■ **PROBLEM**
An identical copy of all the records is what the answer must contain.

[Page and application data records]
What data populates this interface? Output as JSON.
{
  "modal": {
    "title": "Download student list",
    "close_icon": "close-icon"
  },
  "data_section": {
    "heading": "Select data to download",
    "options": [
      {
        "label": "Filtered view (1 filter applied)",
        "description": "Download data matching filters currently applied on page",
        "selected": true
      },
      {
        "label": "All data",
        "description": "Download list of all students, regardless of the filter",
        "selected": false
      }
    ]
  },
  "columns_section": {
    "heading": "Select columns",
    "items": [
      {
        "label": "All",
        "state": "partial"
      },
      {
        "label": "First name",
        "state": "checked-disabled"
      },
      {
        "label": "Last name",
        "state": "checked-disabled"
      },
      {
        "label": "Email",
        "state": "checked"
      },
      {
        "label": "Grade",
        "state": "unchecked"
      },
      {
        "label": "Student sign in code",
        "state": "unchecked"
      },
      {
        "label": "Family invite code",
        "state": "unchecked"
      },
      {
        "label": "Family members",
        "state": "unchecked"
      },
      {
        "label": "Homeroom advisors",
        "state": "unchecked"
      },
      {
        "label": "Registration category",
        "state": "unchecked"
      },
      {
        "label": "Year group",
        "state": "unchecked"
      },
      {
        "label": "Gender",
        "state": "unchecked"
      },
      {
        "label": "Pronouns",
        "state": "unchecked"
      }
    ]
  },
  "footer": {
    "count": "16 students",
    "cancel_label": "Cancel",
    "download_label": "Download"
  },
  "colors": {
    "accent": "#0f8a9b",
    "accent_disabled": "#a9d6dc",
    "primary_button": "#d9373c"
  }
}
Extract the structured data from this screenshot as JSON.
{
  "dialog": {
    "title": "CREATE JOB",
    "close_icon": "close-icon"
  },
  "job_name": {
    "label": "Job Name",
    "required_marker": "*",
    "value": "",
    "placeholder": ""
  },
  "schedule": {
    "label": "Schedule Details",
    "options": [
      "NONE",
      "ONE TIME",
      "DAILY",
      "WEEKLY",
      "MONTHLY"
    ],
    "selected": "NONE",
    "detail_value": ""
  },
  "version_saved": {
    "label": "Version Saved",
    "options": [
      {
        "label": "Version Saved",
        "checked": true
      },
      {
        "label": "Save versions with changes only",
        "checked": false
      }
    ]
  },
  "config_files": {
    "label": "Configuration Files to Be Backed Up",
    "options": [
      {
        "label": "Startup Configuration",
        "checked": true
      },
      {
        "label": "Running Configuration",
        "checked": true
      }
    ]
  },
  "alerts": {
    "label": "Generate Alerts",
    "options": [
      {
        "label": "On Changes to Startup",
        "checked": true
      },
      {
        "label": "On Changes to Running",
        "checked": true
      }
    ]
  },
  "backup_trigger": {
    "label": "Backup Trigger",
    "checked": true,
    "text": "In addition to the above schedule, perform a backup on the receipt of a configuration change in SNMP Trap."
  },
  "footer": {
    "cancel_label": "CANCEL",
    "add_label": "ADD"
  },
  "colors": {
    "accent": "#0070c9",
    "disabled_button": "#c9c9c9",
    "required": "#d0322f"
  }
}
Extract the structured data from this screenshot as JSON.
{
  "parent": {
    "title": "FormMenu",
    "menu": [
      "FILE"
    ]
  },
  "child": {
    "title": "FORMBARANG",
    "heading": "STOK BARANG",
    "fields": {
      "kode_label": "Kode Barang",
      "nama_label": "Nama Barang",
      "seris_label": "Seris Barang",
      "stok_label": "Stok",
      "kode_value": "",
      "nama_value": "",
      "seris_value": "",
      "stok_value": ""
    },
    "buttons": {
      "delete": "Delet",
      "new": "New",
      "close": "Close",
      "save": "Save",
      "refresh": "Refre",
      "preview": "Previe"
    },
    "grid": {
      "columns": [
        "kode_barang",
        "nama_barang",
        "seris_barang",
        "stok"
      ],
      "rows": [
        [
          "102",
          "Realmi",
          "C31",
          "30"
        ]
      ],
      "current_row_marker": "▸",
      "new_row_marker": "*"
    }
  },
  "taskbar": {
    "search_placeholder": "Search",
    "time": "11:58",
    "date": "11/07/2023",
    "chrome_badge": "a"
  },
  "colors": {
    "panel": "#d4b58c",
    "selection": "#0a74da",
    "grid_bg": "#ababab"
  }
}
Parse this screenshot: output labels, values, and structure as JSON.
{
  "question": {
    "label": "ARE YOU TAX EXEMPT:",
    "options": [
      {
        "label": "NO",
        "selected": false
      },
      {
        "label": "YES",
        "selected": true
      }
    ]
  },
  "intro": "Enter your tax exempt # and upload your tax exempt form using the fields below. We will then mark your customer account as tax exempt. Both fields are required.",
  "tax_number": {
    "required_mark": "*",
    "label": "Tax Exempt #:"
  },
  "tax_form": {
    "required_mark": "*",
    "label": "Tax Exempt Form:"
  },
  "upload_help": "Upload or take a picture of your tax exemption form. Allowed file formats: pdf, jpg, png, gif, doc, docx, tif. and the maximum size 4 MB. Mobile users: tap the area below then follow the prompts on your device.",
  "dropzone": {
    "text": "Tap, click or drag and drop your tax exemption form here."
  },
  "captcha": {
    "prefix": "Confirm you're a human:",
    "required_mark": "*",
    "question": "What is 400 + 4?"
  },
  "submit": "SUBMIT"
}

■ **RESPONSE AREA**
What data populates this interface? Output as JSON.
{
  "modal": {
    "title": "Download student list",
    "close_icon": "close-icon"
  },
  "data_section": {
    "heading": "Select data to download",
    "options": [
      {
        "label": "Filtered view (1 filter applied)",
        "description": "Download data matching filters currently applied on page",
        "selected": true
      },
      {
        "label": "All data",
        "description": "Download list of all students, regardless of the filter",
        "selected": false
      }
    ]
  },
  "columns_section": {
    "heading": "Select columns",
    "items": [
      {
        "label": "All",
        "state": "partial"
      },
      {
        "label": "First name",
        "state": "checked-disabled"
      },
      {
        "label": "Last name",
        "state": "checked-disabled"
      },
      {
        "label": "Email",
        "state": "checked"
      },
      {
        "label": "Grade",
        "state": "unchecked"
      },
      {
        "label": "Student sign in code",
        "state": "unchecked"
      },
      {
        "label": "Family invite code",
        "state": "unchecked"
      },
      {
        "label": "Family members",
        "state": "unchecked"
      },
      {
        "label": "Homeroom advisors",
        "state": "unchecked"
      },
      {
        "label": "Registration category",
        "state": "unchecked"
      },
      {
        "label": "Year group",
        "state": "unchecked"
      },
      {
        "label": "Gender",
        "state": "unchecked"
      },
      {
        "label": "Pronouns",
        "state": "unchecked"
      }
    ]
  },
  "footer": {
    "count": "16 students",
    "cancel_label": "Cancel",
    "download_label": "Download"
  },
  "colors": {
    "accent": "#0f8a9b",
    "accent_disabled": "#a9d6dc",
    "primary_button": "#d9373c"
  }
}
Extract the structured data from this screenshot as JSON.
{
  "dialog": {
    "title": "CREATE JOB",
    "close_icon": "close-icon"
  },
  "job_name": {
    "label": "Job Name",
    "required_marker": "*",
    "value": "",
    "placeholder": ""
  },
  "schedule": {
    "label": "Schedule Details",
    "options": [
      "NONE",
      "ONE TIME",
      "DAILY",
      "WEEKLY",
      "MONTHLY"
    ],
    "selected": "NONE",
    "detail_value": ""
  },
  "version_saved": {
    "label": "Version Saved",
    "options": [
      {
        "label": "Version Saved",
        "checked": true
      },
      {
        "label": "Save versions with changes only",
        "checked": false
      }
    ]
  },
  "config_files": {
    "label": "Configuration Files to Be Backed Up",
    "options": [
      {
        "label": "Startup Configuration",
        "checked": true
      },
      {
        "label": "Running Configuration",
        "checked": true
      }
    ]
  },
  "alerts": {
    "label": "Generate Alerts",
    "options": [
      {
        "label": "On Changes to Startup",
        "checked": true
      },
      {
        "label": "On Changes to Running",
        "checked": true
      }
    ]
  },
  "backup_trigger": {
    "label": "Backup Trigger",
    "checked": true,
    "text": "In addition to the above schedule, perform a backup on the receipt of a configuration change in SNMP Trap."
  },
  "footer": {
    "cancel_label": "CANCEL",
    "add_label": "ADD"
  },
  "colors": {
    "accent": "#0070c9",
    "disabled_button": "#c9c9c9",
    "required": "#d0322f"
  }
}
Extract the structured data from this screenshot as JSON.
{
  "parent": {
    "title": "FormMenu",
    "menu": [
      "FILE"
    ]
  },
  "child": {
    "title": "FORMBARANG",
    "heading": "STOK BARANG",
    "fields": {
      "kode_label": "Kode Barang",
      "nama_label": "Nama Barang",
      "seris_label": "Seris Barang",
      "stok_label": "Stok",
      "kode_value": "",
      "nama_value": "",
      "seris_value": "",
      "stok_value": ""
    },
    "buttons": {
      "delete": "Delet",
      "new": "New",
      "close": "Close",
      "save": "Save",
      "refresh": "Refre",
      "preview": "Previe"
    },
    "grid": {
      "columns": [
        "kode_barang",
        "nama_barang",
        "seris_barang",
        "stok"
      ],
      "rows": [
        [
          "102",
          "Realmi",
          "C31",
          "30"
        ]
      ],
      "current_row_marker": "▸",
      "new_row_marker": "*"
    }
  },
  "taskbar": {
    "search_placeholder": "Search",
    "time": "11:58",
    "date": "11/07/2023",
    "chrome_badge": "a"
  },
  "colors": {
    "panel": "#d4b58c",
    "selection": "#0a74da",
    "grid_bg": "#ababab"
  }
}
Parse this screenshot: output labels, values, and structure as JSON.
{
  "question": {
    "label": "ARE YOU TAX EXEMPT:",
    "options": [
      {
        "label": "NO",
        "selected": false
      },
      {
        "label": "YES",
        "selected": true
      }
    ]
  },
  "intro": "Enter your tax exempt # and upload your tax exempt form using the fields below. We will then mark your customer account as tax exempt. Both fields are required.",
  "tax_number": {
    "required_mark": "*",
    "label": "Tax Exempt #:"
  },
  "tax_form": {
    "required_mark": "*",
    "label": "Tax Exempt Form:"
  },
  "upload_help": "Upload or take a picture of your tax exemption form. Allowed file formats: pdf, jpg, png, gif, doc, docx, tif. and the maximum size 4 MB. Mobile users: tap the area below then follow the prompts on your device.",
  "dropzone": {
    "text": "Tap, click or drag and drop your tax exemption form here."
  },
  "captcha": {
    "prefix": "Confirm you're a human:",
    "required_mark": "*",
    "question": "What is 400 + 4?"
  },
  "submit": "SUBMIT"
}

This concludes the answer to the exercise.